### ASSIGNED TASK
Check every line of the entries below for the word "ARect", and copy the ones that have it.

### ENTRIES PROVIDED
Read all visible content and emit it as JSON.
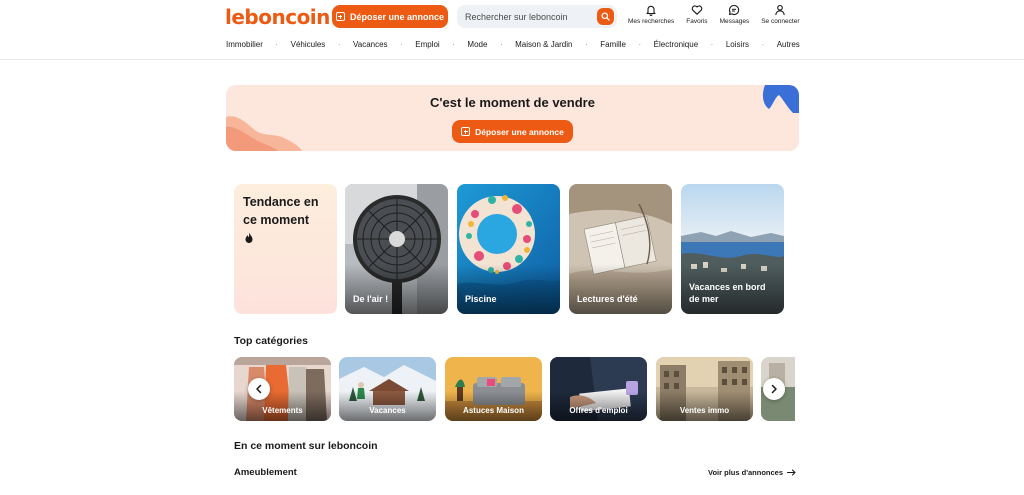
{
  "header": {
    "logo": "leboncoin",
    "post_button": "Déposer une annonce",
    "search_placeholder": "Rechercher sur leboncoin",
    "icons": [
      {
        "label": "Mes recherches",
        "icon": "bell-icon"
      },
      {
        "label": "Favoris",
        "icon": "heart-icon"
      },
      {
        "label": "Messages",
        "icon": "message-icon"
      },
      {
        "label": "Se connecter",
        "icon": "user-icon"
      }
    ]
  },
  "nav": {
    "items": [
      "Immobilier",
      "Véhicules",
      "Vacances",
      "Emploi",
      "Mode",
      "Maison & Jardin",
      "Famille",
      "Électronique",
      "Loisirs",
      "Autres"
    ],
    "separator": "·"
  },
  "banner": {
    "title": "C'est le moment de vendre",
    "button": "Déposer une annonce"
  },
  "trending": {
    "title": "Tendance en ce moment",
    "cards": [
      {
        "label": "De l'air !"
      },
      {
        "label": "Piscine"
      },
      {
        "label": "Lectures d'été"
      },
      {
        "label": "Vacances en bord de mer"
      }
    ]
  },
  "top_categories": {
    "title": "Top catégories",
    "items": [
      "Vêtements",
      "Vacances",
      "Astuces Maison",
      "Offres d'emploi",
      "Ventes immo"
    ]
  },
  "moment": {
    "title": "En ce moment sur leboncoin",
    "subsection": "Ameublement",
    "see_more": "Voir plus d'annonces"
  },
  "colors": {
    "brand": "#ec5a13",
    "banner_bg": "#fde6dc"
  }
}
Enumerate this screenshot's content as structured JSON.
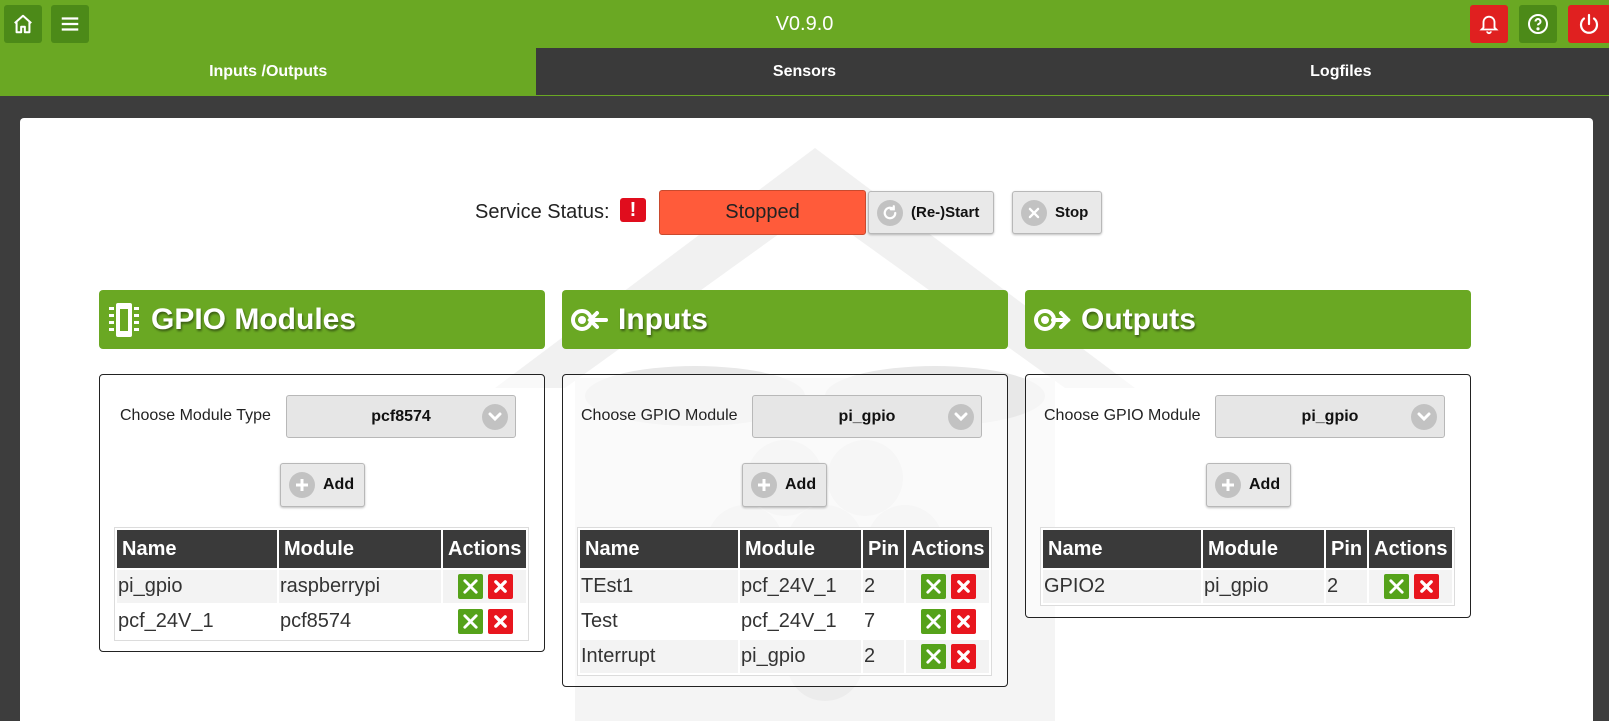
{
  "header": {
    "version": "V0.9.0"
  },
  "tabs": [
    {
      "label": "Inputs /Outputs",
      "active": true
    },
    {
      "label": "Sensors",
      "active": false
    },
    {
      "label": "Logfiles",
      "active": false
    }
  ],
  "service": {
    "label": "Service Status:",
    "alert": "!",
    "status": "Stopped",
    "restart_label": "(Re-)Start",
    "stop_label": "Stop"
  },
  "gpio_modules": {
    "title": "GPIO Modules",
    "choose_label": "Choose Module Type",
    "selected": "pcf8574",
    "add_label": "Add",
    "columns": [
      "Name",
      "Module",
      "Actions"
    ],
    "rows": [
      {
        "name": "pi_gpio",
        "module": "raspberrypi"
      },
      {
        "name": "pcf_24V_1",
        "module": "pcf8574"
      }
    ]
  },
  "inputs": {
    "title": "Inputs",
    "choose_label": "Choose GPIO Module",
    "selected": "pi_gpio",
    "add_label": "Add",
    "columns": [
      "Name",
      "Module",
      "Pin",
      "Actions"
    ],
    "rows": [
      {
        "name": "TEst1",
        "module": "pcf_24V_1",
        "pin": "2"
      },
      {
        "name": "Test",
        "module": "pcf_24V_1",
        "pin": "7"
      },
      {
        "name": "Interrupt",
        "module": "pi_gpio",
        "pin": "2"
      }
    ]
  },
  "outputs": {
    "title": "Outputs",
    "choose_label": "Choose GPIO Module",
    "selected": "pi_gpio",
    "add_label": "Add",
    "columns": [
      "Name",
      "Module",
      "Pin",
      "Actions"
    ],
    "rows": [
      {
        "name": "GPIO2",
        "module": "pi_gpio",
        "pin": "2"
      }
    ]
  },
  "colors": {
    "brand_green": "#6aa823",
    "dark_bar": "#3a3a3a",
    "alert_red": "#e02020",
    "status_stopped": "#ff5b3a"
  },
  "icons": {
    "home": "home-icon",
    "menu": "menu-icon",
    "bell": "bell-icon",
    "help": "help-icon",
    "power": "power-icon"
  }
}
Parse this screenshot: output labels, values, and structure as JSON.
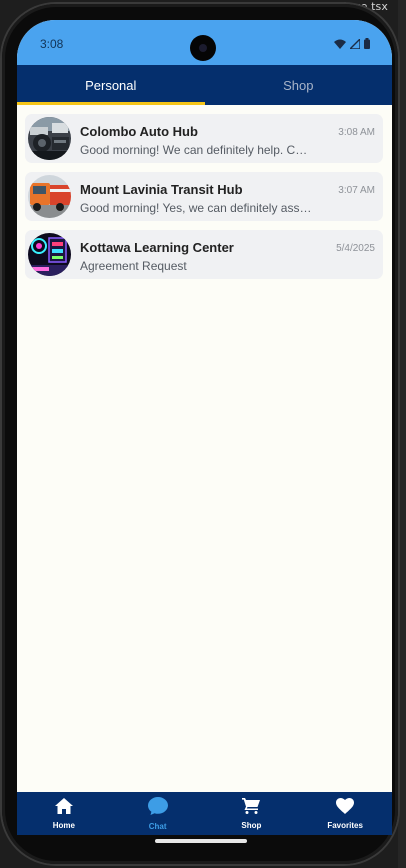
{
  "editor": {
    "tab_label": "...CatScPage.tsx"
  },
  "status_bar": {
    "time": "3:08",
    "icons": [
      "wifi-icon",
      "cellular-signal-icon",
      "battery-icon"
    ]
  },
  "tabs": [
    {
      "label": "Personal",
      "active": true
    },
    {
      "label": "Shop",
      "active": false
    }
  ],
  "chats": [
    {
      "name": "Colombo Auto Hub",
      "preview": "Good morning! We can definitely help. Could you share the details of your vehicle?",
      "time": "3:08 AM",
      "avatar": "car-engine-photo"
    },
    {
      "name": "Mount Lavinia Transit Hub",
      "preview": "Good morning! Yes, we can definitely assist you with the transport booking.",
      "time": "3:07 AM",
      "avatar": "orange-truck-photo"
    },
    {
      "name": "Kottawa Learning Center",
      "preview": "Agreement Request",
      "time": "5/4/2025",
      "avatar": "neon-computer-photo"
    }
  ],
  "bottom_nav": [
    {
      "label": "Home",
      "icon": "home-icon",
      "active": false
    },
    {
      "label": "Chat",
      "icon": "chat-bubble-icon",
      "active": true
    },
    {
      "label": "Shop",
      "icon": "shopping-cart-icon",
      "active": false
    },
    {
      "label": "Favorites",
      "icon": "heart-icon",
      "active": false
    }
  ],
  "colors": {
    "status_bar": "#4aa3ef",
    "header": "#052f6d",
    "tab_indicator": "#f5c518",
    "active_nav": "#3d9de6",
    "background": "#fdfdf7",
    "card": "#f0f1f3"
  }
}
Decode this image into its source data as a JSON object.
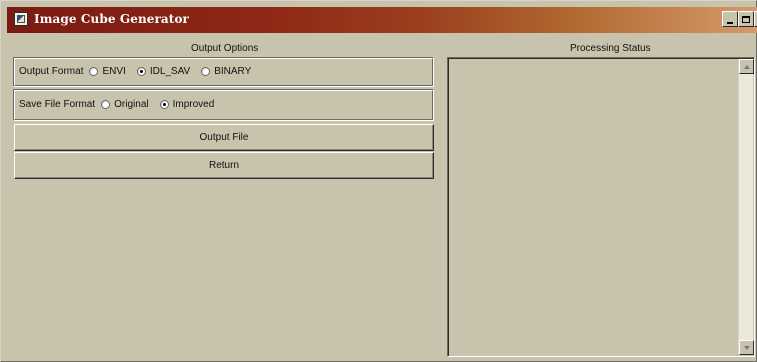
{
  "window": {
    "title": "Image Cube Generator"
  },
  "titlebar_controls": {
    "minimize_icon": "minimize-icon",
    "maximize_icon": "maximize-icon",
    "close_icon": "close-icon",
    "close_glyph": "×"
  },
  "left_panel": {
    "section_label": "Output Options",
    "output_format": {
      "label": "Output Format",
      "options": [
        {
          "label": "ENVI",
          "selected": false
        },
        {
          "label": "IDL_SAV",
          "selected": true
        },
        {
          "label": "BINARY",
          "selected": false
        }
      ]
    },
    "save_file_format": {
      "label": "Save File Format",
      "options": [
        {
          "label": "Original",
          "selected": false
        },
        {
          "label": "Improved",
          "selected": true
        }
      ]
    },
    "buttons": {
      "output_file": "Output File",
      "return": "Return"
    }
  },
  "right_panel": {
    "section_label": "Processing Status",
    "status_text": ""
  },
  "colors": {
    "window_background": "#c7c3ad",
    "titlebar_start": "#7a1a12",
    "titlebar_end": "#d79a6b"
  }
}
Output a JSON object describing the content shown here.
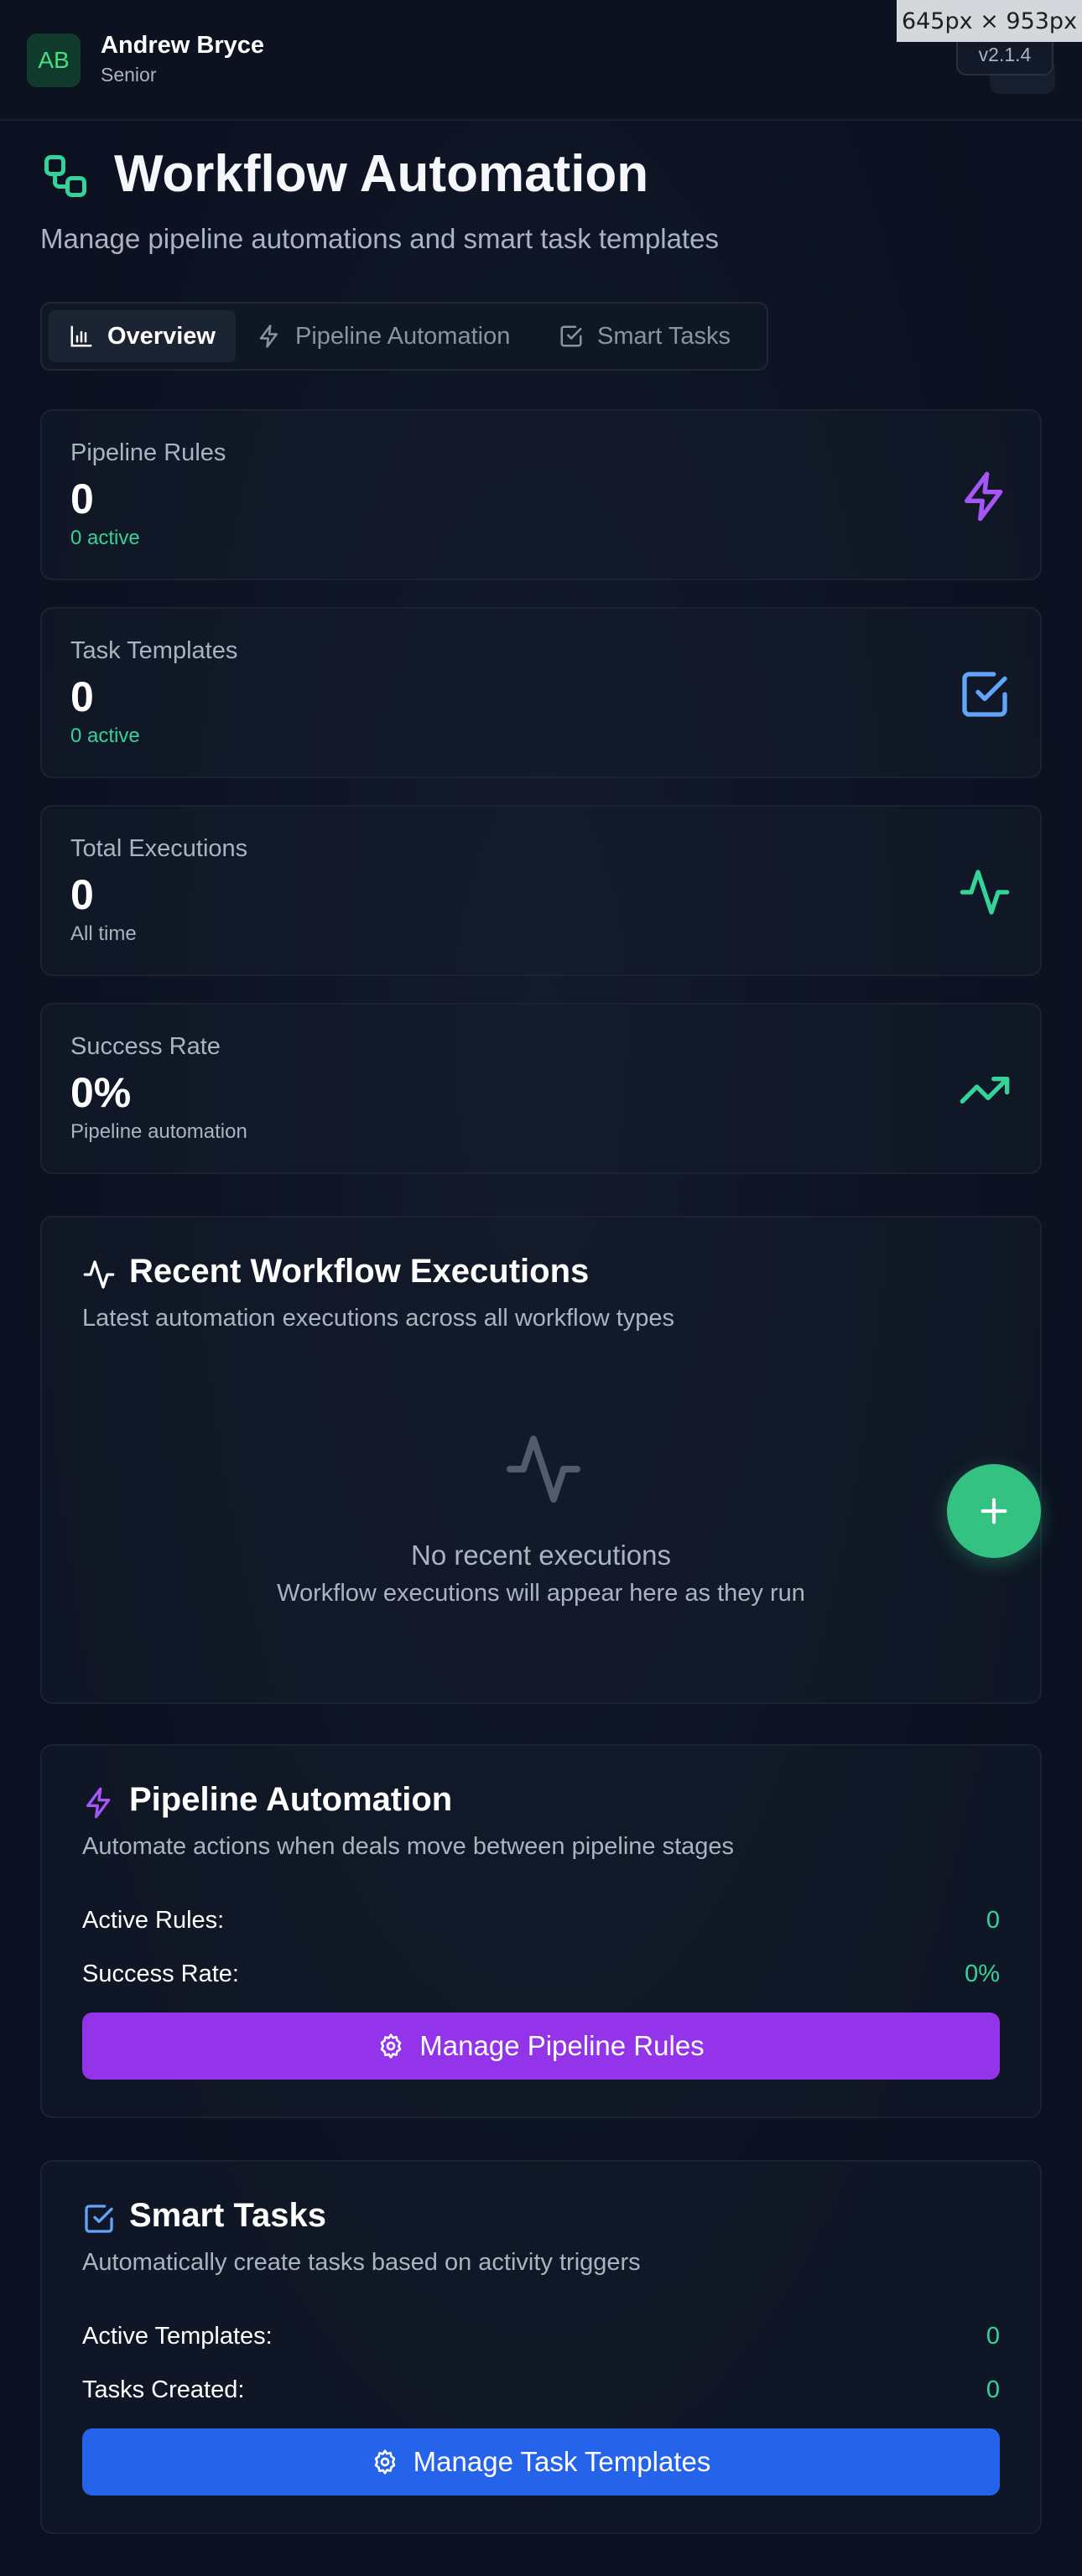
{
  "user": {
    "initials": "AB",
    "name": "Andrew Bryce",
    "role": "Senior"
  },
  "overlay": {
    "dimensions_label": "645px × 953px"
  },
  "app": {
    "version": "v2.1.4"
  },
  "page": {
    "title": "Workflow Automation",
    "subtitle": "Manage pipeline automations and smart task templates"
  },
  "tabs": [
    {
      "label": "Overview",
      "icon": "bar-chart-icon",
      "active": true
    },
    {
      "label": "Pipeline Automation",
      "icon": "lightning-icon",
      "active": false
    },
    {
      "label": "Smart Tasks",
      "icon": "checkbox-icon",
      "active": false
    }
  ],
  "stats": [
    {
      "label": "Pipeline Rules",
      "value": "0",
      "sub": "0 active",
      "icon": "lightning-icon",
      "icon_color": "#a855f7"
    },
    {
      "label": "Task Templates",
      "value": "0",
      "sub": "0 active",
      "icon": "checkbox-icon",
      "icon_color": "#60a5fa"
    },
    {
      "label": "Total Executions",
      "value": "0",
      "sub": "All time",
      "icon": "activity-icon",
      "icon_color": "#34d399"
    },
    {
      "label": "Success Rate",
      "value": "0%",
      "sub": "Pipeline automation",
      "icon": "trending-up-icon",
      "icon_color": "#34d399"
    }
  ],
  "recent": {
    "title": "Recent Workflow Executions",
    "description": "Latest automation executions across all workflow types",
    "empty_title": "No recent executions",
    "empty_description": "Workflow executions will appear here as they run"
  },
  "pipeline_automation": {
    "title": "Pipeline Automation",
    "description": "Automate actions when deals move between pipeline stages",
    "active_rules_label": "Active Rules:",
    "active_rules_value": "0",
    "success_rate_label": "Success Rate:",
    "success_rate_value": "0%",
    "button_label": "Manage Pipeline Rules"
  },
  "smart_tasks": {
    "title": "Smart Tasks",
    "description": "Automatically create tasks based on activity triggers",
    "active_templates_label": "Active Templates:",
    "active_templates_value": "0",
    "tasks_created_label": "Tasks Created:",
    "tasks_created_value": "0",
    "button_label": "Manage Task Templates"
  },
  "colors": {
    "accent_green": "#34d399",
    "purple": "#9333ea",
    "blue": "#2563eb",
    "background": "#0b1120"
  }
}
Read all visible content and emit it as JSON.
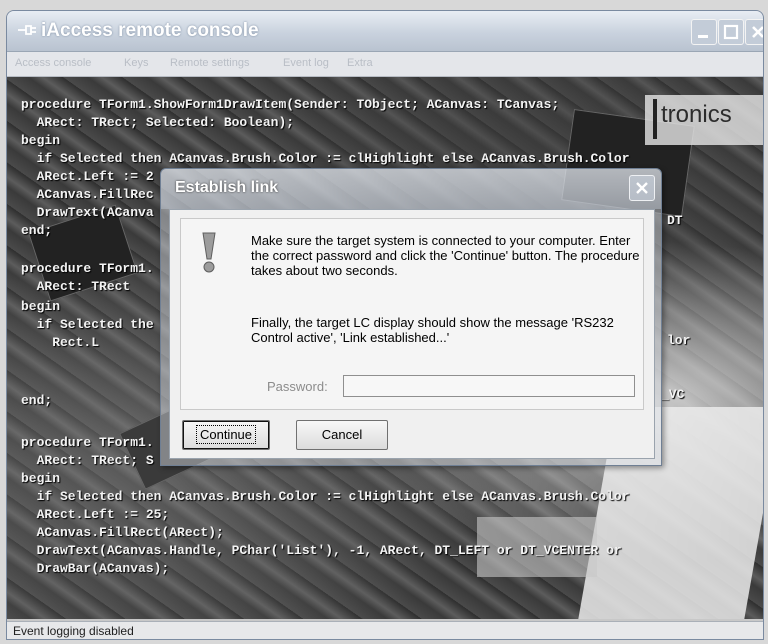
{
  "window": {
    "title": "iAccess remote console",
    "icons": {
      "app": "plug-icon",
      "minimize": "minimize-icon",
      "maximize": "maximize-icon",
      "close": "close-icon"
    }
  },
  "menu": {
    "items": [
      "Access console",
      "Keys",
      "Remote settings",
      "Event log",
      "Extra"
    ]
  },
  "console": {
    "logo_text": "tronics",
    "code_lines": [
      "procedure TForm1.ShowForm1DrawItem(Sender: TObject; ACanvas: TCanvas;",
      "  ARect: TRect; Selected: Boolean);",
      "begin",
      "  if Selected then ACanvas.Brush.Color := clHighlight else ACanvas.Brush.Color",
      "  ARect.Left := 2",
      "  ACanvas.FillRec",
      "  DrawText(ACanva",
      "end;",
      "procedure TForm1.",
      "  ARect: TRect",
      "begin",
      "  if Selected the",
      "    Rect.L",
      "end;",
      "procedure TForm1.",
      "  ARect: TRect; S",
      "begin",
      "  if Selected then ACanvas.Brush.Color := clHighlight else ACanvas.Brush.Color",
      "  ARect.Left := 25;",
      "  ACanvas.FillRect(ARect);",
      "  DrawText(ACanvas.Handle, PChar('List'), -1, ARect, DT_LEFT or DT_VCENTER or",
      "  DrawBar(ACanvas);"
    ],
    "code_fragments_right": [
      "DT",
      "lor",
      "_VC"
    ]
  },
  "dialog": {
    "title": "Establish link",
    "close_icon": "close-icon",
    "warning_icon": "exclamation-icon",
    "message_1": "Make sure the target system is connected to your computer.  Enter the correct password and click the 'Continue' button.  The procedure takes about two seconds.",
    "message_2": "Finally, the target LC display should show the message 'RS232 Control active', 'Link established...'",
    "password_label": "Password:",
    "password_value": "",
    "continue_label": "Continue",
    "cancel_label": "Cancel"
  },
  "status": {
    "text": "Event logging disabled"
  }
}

### ANSWER FOR THE TASK
      "  ARect: TRect; Selected: Boolean);",
      "  ARect.Left := 2",
      "  ARect: TRect",
      "  ARect: TRect; S",
      "  ARect.Left := 25;",
      "  ACanvas.FillRect(ARect);",
      "  DrawText(ACanvas.Handle, PChar('List'), -1, ARect, DT_LEFT or DT_VCENTER or",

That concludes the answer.